Another paragraph worthy quote from Biba, “Our concept came from the position of Spitalfields within the mythos of London. It’s a transitional zone, culturally and physically, beyond the city walls. Hawksmoor stacked two triumphal arches on top of each other to form the church’s west front. The city gate is an architectural type that reconciles the centre with the edge. Hawksmoor’s façade explicitly expresses this marginal condition. It’s a juxtaposition which has brought and continues to bring an extraordinary cultural dynamic to the neighbourhood. We wanted the crypt to be part of Spitalfields. The wide ramp entrance brings the York stone pavement down into the space to make a public place. Our idea for the oak panelling was to make something which defines the place in between the edge and centre. The oak sits within the structure of the church building, making a place of habitation. We wanted the new fabric to be clearly contemporary and reversible so that you understand the primacy of Hawksmoor’s space.” Metalwork is bronze. Fabric is from Bute.

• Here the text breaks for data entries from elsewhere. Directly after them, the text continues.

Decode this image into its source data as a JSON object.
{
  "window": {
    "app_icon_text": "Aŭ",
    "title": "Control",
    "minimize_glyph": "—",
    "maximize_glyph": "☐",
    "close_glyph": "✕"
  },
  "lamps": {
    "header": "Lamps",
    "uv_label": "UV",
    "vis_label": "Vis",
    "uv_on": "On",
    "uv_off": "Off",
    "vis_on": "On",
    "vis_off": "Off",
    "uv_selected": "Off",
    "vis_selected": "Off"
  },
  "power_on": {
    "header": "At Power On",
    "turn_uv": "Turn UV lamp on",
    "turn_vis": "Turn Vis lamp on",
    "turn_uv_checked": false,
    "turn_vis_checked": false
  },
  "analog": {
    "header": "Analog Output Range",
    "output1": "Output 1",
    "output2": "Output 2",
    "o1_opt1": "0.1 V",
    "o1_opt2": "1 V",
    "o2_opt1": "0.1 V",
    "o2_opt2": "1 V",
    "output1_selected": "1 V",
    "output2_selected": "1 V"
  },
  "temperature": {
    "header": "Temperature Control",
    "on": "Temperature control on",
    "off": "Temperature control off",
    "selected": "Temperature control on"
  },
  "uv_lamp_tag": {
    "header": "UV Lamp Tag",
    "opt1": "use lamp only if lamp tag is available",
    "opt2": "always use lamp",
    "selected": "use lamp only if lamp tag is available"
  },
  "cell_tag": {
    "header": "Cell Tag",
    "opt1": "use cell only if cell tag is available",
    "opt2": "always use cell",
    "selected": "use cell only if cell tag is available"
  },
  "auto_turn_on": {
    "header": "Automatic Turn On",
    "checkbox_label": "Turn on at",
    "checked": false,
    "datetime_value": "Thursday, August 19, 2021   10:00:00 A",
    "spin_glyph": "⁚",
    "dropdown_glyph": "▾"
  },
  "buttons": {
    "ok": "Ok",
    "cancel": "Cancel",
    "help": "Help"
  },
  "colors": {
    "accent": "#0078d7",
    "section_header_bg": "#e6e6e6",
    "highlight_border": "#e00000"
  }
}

Criss crossed crypticChristian chrysalis. A northern light, a southern kirk, an eastern revivification, a western Gesamtkunstwerk. Take the chapel door. Leading glass artist Nikki Cass was commissioned to create an artwork of fired coloured collaged glass to be inserted into the door of this thin place. “Your grace abounds in deepest waters,” goes the Hillsong hit Oceans. Biblical verses delivered divine inspiration as blues and greens and reds and yellows flowed. “The river of the water of life as crystal flowing from the throne of God” (Revelations). “Whosoever believes in the stream of living water will flow from within him” (John). “No one can enter the Kingdom of God unless he is born of water and spirit” (John again). Nikki’s artwork has even spawned an accompanying book. Then there’s the kitchen – a stainless steel work of art worthy of a double Michelin starred restaurant (Comme Chez Soi, anyone?).
“We cannot leave Christ Church without mentioning the curious detail of the windows (which is echoed in the street-facing wall of Truman’s Brewery, Brick Lane) – the pull that is set up by the sequence of small circular portholes above tall narrow lower windows. This is the symbol at the heart of Munch’s iconography – and relates to a whole chain of meanings and resonances – the grail-cup above the lance – the cauldron and the sword – female and male – the setting sun and the molten light over the waters – the pill about to be dropped into the test-tube – stylisation of the phallus and generative spurt – volatile/active – demanding the leap of energies – repeated symbols of the unconsummated – invitation.” Lud Heat by Iain Sinclair.